**YOUR OBJECTIVE:**
Search the data for "Rahmen". Return each matching line.

**DATASET EXTRACT:**
*** Block opens ***

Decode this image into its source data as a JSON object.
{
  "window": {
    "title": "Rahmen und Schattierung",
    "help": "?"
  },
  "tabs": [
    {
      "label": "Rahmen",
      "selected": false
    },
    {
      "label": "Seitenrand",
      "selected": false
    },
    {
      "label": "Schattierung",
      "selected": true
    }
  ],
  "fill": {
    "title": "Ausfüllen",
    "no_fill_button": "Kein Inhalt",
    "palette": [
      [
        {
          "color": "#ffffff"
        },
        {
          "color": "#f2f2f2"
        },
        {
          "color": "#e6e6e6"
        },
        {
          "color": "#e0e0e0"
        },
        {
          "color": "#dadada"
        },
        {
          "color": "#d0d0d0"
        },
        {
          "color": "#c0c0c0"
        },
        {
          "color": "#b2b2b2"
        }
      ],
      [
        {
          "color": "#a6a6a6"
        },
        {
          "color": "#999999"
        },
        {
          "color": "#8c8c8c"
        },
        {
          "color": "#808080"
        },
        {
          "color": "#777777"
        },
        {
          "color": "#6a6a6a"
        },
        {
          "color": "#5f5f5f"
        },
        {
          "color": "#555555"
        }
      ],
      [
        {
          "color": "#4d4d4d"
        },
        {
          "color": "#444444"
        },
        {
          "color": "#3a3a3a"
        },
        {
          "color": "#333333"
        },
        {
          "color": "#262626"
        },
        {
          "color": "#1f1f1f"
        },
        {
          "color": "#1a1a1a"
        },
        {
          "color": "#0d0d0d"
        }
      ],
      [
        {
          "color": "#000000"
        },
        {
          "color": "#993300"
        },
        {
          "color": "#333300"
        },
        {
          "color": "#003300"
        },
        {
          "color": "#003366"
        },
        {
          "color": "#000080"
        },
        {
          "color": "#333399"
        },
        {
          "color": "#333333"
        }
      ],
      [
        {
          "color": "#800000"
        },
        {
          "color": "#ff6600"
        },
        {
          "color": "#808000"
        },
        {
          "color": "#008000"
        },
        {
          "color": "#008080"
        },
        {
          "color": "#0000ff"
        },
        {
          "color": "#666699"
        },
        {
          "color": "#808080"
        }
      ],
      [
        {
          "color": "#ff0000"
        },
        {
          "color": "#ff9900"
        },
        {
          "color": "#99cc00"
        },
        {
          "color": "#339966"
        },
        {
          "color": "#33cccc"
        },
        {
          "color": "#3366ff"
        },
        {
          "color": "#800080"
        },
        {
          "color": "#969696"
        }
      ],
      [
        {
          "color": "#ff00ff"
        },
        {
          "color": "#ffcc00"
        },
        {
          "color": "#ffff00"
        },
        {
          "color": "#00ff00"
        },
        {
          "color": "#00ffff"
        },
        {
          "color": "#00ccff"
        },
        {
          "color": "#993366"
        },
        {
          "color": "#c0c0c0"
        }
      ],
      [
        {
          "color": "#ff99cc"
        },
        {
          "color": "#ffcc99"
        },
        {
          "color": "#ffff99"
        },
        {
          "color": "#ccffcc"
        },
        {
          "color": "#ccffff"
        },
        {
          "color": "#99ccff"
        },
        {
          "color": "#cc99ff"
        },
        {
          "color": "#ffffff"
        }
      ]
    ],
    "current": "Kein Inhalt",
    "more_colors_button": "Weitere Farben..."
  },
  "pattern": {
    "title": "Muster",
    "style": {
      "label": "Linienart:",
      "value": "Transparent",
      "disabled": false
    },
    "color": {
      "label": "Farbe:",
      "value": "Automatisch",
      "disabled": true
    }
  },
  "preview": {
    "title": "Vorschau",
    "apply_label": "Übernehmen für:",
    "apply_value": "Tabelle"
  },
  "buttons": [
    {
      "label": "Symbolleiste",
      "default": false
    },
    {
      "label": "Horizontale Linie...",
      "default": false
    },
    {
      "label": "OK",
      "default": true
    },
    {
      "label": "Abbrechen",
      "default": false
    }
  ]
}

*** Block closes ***

**SOLUTION TO THE PROBLEM:**
    "title": "Rahmen und Schattierung",
      "label": "Rahmen",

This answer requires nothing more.